Recent advances in telehealth promise to improve health outcomes – and save both time and money. Using a wide variety of technological innovations, practitioners using telehealth can provide consultations, conduct check-ups, and perform procedures, all without meeting a patient face-to-face.
In former decades, “telehealth” mostly meant using a phone to call your doctor. Now, doctors can perform even complex robotic surgeries on patients who are on the opposite side of the world. With digital medical equipment, cameras, and video chatting, doctors can evaluate and treat patients without meeting them in person. These methods are not only cost-effective, but also improve upon current health procedures: recent studies of telehealth implementation show that incorporating technology into health care services can actually lead to better medical care even while cutting costs.
In rural or sparsely populated areas, where specialists are few and far between, telehealth can provide enormous benefits to long-underserved populations. In a study begun in 2014 in Sunflower County, a poor area of Mississippi, using telehealth for 100 patients led to the discovery of 18 cases of diabetic retinopathy that would otherwise have gone undiagnosed, and saved patients a collective 10,000 miles of travel.
In anesthesia services, remote consultations and procedures are already saving people time and money. Instead of meeting patients face-to-face before a procedure, anesthesiologists can conduct a full physical exam by video. In one recent study, a nurse present with the patient used an airway camera to enable doctors to conduct a full airway exam of the respiratory system, and used a digital stethoscope to enable full heart and lung auscultation. Using this equipment eliminates the need for a pre-operative meeting, so that patients and doctors meet only on the day of the procedure. By reducing the amount of in-person interaction between doctor and patient, telehealth pre-operative anesthesia services appointments have the potential to cut Medicare spending in this sector.
Doctors can even administer and manage anesthesia from afar. In one study, anesthesiologists remotely controlled intravenous anesthesia using an automated system called the “Anesthesia Cockpit.” This system controls the anesthesia’s impact on the patient by adjusting the drug level according to physiological indicators like heart rate, blood pressure, and level of consciousness.
More and more practitioners are incorporating these new technologies into their standard operations. In 2015, there was a 25% increase in total Medicare payments for telehealth from the previous year. According to a 2015 National Business Group on Health survey, in 2016, 74% of large employers expect to offer telehealth services to their employees. The latest report by business intelligence provider GBI Research claims that telehealth has the potential to yield over $6 billion in healthcare savings every year. Given the fact that, according to the Center on Budget and Policy Priorities, Medicare spending along with Medicaid, CHIP, and Affordable Care Act marketplace subsidies accounts for 25% of the federal budget (some $900 billion), the potential of telehealth to cut government health insurance spending has real significance.

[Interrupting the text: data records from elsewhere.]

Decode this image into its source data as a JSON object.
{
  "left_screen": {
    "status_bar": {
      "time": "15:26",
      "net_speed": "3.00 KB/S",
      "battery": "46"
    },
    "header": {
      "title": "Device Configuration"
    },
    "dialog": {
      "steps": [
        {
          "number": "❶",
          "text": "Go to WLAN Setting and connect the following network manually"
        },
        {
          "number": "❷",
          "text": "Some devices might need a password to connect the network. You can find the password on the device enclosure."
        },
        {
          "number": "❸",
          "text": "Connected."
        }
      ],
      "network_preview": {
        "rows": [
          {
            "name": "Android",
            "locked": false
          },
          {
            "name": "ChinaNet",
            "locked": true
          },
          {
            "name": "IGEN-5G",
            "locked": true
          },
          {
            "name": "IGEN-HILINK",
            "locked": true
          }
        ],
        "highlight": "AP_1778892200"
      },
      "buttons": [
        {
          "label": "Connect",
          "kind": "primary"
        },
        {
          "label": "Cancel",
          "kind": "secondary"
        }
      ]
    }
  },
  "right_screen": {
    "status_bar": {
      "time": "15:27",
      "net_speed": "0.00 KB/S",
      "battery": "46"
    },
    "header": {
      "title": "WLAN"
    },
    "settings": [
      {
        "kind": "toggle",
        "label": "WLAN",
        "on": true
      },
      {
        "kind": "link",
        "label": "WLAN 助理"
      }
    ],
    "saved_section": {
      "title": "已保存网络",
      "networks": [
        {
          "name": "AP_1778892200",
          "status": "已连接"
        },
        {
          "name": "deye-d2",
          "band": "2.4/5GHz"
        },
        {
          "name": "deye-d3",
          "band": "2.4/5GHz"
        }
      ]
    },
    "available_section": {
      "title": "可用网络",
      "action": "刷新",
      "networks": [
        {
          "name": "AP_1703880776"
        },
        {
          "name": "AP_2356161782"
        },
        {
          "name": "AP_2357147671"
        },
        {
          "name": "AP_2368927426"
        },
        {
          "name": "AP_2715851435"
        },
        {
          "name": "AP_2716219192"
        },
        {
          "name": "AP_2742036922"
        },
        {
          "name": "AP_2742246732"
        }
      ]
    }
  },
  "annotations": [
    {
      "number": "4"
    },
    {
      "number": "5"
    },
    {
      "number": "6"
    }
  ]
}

But certain barriers still prevent telehealth from reaching its full potential. Communicating through video chat or other web-based means often requires sending personal medical data across a connection, and thus data security and privacy are issues. In developing countries and other areas where IT literacy is low, it is difficult to implement telehealth practices without encountering technological difficulties.
In addition to these issues inherent to telehealth, there are larger features of the medical system that have slowed its progress. Restrictions on Medicare reimbursements limit in what circumstances doctors may receive payment for conducting appointments and procedures over the Internet. Many states – including Texas, Arkansas, Mississippi, Alaska, Alabama – have recently upheld legislation that mandates face-to-face meetings in certain situations, thereby reducing the potency of telehealth solutions. Although there has been progress at the state level – just this week, the Texas State Board of Examiners of Professional Counselors rejected a proposal to mandate that therapists establish an in-person relationship with a patient before turning to telehealth – significant systemic barriers still exist.
But the federal government may lower some of these barriers soon. Just over a month ago, a bipartisan group of senators introduced a bill, the “CONNECT for Health Act,” which proposes to expand the scope of Medicare reimbursements for telehealth and remote patient monitoring services. An identical bill was introduced in the House of Representatives just a couple of days later. An independent report predicts that the bill would save the federal government $1.8 billion over the next ten years, if it passes through Congress.
Although telehealth is far from reaching its full pot